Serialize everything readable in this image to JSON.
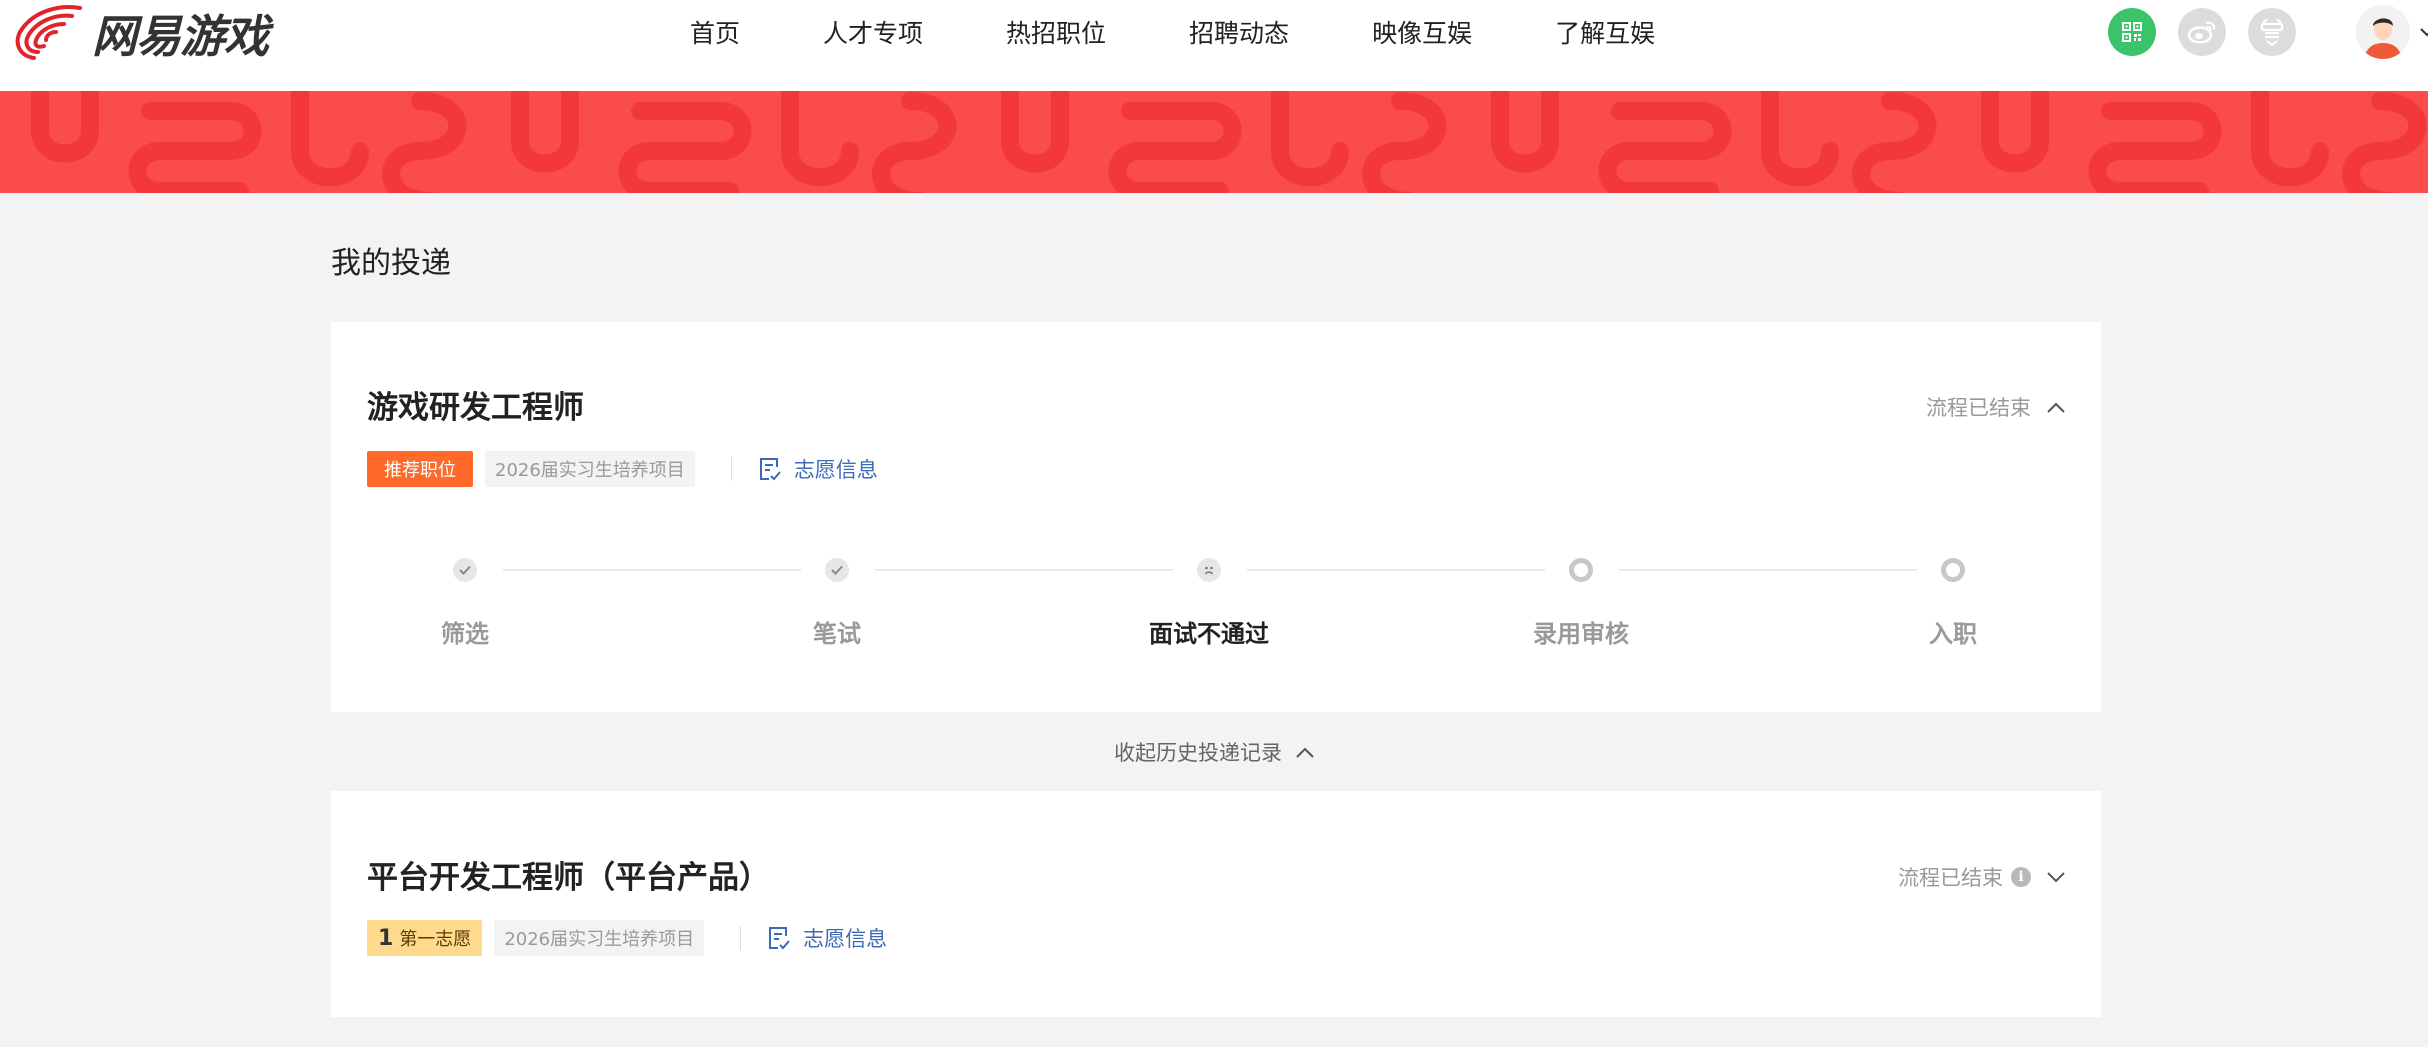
{
  "brand": {
    "logo_text": "网易游戏"
  },
  "nav": {
    "items": [
      "首页",
      "人才专项",
      "热招职位",
      "招聘动态",
      "映像互娱",
      "了解互娱"
    ]
  },
  "header_icons": [
    "qrcode-icon",
    "weibo-icon",
    "bilibili-icon",
    "avatar"
  ],
  "page": {
    "title": "我的投递"
  },
  "applications": [
    {
      "title": "游戏研发工程师",
      "status": "流程已结束",
      "tag": "推荐职位",
      "project": "2026届实习生培养项目",
      "wish_label": "志愿信息",
      "steps": [
        {
          "label": "筛选",
          "state": "done"
        },
        {
          "label": "笔试",
          "state": "done"
        },
        {
          "label": "面试不通过",
          "state": "fail"
        },
        {
          "label": "录用审核",
          "state": "todo"
        },
        {
          "label": "入职",
          "state": "todo"
        }
      ]
    },
    {
      "title": "平台开发工程师（平台产品）",
      "status": "流程已结束",
      "priority_num": "1",
      "priority_label": "第一志愿",
      "project": "2026届实习生培养项目",
      "wish_label": "志愿信息"
    }
  ],
  "history_toggle": "收起历史投递记录",
  "colors": {
    "banner": "#fa4b4d",
    "accent_orange": "#ff6a2a",
    "link_blue": "#3d6ab8",
    "green_icon": "#3bc36a"
  }
}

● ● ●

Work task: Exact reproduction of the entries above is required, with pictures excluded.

Exercise output:
Serialize everything readable in this image to JSON.
{
  "brand": {
    "logo_text": "网易游戏"
  },
  "nav": {
    "items": [
      "首页",
      "人才专项",
      "热招职位",
      "招聘动态",
      "映像互娱",
      "了解互娱"
    ]
  },
  "header_icons": [
    "qrcode-icon",
    "weibo-icon",
    "bilibili-icon",
    "avatar"
  ],
  "page": {
    "title": "我的投递"
  },
  "applications": [
    {
      "title": "游戏研发工程师",
      "status": "流程已结束",
      "tag": "推荐职位",
      "project": "2026届实习生培养项目",
      "wish_label": "志愿信息",
      "steps": [
        {
          "label": "筛选",
          "state": "done"
        },
        {
          "label": "笔试",
          "state": "done"
        },
        {
          "label": "面试不通过",
          "state": "fail"
        },
        {
          "label": "录用审核",
          "state": "todo"
        },
        {
          "label": "入职",
          "state": "todo"
        }
      ]
    },
    {
      "title": "平台开发工程师（平台产品）",
      "status": "流程已结束",
      "priority_num": "1",
      "priority_label": "第一志愿",
      "project": "2026届实习生培养项目",
      "wish_label": "志愿信息"
    }
  ],
  "history_toggle": "收起历史投递记录",
  "colors": {
    "banner": "#fa4b4d",
    "accent_orange": "#ff6a2a",
    "link_blue": "#3d6ab8",
    "green_icon": "#3bc36a"
  }
}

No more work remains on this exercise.